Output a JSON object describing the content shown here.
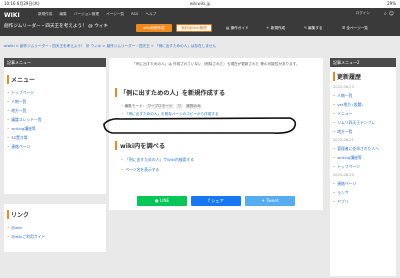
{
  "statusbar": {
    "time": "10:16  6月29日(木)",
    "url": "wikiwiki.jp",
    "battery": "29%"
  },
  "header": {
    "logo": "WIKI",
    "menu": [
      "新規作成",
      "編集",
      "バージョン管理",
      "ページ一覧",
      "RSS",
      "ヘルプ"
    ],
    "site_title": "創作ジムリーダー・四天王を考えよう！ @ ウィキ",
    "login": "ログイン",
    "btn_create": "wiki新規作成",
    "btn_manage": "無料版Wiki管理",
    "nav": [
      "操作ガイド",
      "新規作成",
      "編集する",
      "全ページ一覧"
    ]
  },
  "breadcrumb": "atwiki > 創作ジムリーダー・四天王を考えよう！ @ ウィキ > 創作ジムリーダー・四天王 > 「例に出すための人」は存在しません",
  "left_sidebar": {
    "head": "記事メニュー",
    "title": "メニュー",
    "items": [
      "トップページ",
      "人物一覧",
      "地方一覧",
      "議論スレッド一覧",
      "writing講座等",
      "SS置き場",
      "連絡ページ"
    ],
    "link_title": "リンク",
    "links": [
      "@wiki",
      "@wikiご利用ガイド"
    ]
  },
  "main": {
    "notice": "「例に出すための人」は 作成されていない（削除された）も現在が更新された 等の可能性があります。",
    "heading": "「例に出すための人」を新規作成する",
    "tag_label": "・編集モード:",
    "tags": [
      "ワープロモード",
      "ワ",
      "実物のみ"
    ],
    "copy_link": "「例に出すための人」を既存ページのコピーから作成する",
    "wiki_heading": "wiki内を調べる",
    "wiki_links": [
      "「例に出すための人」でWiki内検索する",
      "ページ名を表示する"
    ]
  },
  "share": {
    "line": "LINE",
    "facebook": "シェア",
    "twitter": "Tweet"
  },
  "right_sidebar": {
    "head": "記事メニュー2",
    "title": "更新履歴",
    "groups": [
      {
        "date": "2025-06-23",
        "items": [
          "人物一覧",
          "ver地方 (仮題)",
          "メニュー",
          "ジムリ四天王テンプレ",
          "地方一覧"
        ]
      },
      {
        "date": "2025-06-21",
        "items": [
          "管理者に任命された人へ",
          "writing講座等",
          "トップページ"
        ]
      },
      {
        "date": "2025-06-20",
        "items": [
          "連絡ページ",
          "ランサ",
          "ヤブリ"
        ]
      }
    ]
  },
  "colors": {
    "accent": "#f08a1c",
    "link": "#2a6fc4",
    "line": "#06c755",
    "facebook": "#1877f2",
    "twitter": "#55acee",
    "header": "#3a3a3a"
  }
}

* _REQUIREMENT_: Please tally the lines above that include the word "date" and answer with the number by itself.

* _ANSWER FOR THIS EXERCISE_: 3